▶ Requirement
When you respond, write out each entry exactly as it stands.

(Beginning of Given data)

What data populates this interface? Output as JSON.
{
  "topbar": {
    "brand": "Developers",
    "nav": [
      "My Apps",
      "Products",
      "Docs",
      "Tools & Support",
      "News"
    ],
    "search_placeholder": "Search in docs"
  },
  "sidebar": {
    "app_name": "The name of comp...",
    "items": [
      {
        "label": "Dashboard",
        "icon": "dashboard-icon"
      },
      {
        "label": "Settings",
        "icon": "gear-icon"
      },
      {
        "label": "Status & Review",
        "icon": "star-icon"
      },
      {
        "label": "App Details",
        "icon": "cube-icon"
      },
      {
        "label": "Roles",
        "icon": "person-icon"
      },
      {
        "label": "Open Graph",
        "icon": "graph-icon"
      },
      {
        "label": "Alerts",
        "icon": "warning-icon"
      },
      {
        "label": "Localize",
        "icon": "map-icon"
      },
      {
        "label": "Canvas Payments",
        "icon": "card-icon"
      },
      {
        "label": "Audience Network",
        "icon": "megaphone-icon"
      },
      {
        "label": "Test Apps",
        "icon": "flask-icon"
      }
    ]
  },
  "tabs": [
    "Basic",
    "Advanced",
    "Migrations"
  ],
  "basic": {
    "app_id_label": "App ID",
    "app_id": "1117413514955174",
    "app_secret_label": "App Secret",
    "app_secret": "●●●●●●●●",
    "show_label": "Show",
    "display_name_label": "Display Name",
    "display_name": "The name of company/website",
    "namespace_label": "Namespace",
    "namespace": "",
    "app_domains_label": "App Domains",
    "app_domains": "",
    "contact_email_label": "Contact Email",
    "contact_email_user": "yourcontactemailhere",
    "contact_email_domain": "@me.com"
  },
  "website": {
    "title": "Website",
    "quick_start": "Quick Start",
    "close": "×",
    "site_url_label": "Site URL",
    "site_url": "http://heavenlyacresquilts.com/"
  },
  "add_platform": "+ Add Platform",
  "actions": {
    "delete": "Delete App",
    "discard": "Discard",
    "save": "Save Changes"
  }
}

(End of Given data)

▶ Answer for this exercise
What data populates this interface? Output as JSON.
{
  "topbar": {
    "brand": "Developers",
    "nav": [
      "My Apps",
      "Products",
      "Docs",
      "Tools & Support",
      "News"
    ],
    "search_placeholder": "Search in docs"
  },
  "sidebar": {
    "app_name": "The name of comp...",
    "items": [
      {
        "label": "Dashboard",
        "icon": "dashboard-icon"
      },
      {
        "label": "Settings",
        "icon": "gear-icon"
      },
      {
        "label": "Status & Review",
        "icon": "star-icon"
      },
      {
        "label": "App Details",
        "icon": "cube-icon"
      },
      {
        "label": "Roles",
        "icon": "person-icon"
      },
      {
        "label": "Open Graph",
        "icon": "graph-icon"
      },
      {
        "label": "Alerts",
        "icon": "warning-icon"
      },
      {
        "label": "Localize",
        "icon": "map-icon"
      },
      {
        "label": "Canvas Payments",
        "icon": "card-icon"
      },
      {
        "label": "Audience Network",
        "icon": "megaphone-icon"
      },
      {
        "label": "Test Apps",
        "icon": "flask-icon"
      }
    ]
  },
  "tabs": [
    "Basic",
    "Advanced",
    "Migrations"
  ],
  "basic": {
    "app_id_label": "App ID",
    "app_id": "1117413514955174",
    "app_secret_label": "App Secret",
    "app_secret": "●●●●●●●●",
    "show_label": "Show",
    "display_name_label": "Display Name",
    "display_name": "The name of company/website",
    "namespace_label": "Namespace",
    "namespace": "",
    "app_domains_label": "App Domains",
    "app_domains": "",
    "contact_email_label": "Contact Email",
    "contact_email_user": "yourcontactemailhere",
    "contact_email_domain": "@me.com"
  },
  "website": {
    "title": "Website",
    "quick_start": "Quick Start",
    "close": "×",
    "site_url_label": "Site URL",
    "site_url": "http://heavenlyacresquilts.com/"
  },
  "add_platform": "+ Add Platform",
  "actions": {
    "delete": "Delete App",
    "discard": "Discard",
    "save": "Save Changes"
  }
}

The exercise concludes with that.